(ABOUT THIS EXERCISE)
From the data below, return all lines holding the string "title".

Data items
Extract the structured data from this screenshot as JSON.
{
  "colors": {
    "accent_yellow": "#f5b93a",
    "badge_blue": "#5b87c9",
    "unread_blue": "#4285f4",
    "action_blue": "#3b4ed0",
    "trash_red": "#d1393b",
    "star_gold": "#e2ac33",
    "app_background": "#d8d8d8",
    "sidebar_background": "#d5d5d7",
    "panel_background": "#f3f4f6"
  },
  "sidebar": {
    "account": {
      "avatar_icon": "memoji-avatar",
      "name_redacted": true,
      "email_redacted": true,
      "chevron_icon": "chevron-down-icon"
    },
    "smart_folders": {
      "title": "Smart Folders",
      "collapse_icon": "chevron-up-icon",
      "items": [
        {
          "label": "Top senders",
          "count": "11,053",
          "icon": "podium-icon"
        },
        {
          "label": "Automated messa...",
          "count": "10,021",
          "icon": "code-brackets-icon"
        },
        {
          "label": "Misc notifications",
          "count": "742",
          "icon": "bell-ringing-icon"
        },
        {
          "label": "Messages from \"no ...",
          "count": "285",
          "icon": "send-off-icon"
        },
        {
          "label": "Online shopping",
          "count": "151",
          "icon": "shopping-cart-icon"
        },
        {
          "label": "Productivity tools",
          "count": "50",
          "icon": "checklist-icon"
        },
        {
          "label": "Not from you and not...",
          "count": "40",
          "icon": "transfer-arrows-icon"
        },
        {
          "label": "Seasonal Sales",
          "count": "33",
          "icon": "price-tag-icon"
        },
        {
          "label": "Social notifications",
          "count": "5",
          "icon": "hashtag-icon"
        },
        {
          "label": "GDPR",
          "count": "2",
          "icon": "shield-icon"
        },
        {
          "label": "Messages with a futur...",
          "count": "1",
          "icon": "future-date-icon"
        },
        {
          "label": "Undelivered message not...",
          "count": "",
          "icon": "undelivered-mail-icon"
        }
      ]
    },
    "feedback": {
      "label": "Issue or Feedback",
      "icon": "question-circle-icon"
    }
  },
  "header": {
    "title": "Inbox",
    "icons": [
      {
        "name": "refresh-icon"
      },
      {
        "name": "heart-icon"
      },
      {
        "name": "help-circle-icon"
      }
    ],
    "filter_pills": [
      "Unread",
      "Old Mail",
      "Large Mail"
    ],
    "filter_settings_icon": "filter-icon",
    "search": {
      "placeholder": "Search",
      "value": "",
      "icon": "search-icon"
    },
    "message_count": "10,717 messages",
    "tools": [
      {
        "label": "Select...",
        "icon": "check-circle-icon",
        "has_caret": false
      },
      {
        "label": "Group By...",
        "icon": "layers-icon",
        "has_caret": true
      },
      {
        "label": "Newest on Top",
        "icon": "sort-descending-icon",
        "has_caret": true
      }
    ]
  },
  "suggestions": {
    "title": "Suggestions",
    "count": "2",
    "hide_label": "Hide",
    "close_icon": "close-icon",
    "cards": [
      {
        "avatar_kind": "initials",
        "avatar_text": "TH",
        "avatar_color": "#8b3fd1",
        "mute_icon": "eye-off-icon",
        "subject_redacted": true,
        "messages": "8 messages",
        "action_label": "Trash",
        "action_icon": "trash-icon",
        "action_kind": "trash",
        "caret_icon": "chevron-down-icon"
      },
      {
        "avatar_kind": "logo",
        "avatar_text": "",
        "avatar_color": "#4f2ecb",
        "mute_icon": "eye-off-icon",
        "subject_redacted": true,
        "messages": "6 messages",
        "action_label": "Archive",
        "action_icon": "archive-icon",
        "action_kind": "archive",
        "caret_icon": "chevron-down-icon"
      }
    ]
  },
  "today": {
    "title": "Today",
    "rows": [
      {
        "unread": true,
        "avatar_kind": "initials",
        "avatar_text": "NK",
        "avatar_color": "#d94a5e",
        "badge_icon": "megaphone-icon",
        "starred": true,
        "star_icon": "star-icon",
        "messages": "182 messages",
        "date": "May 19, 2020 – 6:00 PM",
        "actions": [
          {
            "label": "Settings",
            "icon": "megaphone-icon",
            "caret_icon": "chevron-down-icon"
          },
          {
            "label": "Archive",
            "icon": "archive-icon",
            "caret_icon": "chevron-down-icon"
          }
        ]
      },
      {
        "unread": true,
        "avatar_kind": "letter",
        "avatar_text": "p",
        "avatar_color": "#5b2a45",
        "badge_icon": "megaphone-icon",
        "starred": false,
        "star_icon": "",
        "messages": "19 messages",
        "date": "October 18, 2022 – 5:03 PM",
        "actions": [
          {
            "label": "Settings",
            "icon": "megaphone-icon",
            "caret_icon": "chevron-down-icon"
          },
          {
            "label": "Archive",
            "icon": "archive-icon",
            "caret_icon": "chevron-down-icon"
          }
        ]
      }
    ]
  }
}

(SOLUTION TO THIS EXERCISE)
      "title": "Smart Folders",
    "title": "Inbox",
    "title": "Suggestions",
    "title": "Today",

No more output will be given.